▸ What this task involves
Where the records hold the string "menu", show the whole line it sits on.

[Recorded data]

----

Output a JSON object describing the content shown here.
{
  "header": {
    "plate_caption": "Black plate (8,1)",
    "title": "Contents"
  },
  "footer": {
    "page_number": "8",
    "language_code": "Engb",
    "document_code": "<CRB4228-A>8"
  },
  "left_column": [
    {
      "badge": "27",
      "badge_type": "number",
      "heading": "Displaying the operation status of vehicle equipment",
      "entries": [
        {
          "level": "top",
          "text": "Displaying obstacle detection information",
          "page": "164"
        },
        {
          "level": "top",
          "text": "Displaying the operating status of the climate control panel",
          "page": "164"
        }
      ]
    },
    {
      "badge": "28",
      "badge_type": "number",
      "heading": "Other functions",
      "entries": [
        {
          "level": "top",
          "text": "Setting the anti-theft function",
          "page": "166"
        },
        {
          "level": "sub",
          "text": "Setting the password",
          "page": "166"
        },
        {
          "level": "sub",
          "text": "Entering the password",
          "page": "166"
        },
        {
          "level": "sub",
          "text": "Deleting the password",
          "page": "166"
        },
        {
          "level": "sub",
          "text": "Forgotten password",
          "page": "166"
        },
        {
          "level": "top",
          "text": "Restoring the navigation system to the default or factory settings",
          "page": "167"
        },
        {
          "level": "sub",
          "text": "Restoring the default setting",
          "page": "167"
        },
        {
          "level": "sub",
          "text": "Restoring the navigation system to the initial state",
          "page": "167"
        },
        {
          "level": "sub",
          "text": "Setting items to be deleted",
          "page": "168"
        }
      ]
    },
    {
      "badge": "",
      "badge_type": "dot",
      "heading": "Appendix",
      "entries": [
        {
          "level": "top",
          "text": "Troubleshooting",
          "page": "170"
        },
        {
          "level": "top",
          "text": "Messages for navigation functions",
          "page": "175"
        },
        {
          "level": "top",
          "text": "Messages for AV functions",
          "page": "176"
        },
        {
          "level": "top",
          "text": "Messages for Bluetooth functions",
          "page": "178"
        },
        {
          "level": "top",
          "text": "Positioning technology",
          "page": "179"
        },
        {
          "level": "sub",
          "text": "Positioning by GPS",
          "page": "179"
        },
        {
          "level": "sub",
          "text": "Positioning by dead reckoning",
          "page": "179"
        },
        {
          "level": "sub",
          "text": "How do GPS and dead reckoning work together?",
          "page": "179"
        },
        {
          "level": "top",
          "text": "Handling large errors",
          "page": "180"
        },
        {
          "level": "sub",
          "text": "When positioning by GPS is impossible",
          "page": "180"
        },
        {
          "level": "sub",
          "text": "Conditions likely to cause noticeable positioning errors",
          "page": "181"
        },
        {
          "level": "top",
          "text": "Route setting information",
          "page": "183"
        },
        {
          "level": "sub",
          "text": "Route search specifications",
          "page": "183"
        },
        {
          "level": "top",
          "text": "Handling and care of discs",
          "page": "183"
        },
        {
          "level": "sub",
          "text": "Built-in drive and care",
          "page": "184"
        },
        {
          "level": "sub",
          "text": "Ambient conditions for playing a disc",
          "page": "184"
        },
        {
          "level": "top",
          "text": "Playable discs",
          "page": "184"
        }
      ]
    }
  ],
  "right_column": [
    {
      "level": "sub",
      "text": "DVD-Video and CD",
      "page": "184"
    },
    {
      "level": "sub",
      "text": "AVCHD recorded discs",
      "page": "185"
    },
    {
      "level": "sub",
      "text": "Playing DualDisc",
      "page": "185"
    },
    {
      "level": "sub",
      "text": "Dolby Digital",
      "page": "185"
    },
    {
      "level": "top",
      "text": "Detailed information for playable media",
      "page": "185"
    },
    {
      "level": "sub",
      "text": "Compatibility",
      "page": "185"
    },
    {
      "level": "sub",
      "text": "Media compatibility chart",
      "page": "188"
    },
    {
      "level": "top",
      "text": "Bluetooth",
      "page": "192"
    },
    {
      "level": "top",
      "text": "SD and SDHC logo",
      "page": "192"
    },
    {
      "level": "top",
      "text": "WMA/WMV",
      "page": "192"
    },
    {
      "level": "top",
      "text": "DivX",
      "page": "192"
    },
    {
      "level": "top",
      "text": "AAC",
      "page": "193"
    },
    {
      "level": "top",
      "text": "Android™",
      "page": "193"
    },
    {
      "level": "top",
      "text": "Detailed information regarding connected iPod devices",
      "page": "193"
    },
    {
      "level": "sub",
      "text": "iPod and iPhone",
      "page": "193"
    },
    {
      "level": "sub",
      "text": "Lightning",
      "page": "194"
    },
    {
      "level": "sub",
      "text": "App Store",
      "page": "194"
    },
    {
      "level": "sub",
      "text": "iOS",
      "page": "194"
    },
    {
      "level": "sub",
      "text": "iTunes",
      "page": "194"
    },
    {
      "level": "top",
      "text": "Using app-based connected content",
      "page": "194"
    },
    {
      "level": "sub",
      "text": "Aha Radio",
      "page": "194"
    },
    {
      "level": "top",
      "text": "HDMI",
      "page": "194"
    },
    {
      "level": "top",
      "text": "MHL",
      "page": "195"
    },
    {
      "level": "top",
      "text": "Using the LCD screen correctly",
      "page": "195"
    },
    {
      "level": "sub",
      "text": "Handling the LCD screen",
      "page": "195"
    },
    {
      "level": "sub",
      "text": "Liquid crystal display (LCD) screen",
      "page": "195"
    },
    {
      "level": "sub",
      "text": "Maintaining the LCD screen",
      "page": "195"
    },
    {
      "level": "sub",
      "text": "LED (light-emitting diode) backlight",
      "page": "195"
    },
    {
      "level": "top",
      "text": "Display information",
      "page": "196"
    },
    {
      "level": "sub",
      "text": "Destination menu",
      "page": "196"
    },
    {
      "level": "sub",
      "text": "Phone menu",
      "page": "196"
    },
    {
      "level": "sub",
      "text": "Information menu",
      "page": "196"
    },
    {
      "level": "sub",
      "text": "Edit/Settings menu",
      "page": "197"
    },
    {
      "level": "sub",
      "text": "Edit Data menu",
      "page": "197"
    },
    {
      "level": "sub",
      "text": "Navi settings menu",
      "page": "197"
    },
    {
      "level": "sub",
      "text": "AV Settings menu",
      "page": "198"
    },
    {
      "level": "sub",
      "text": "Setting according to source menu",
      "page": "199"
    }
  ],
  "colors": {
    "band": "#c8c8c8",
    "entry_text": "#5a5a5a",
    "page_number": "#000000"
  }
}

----

▸ Written answer
      "text": "Destination menu",
      "text": "Phone menu",
      "text": "Information menu",
      "text": "Edit/Settings menu",
      "text": "Edit Data menu",
      "text": "Navi settings menu",
      "text": "AV Settings menu",
      "text": "Setting according to source menu",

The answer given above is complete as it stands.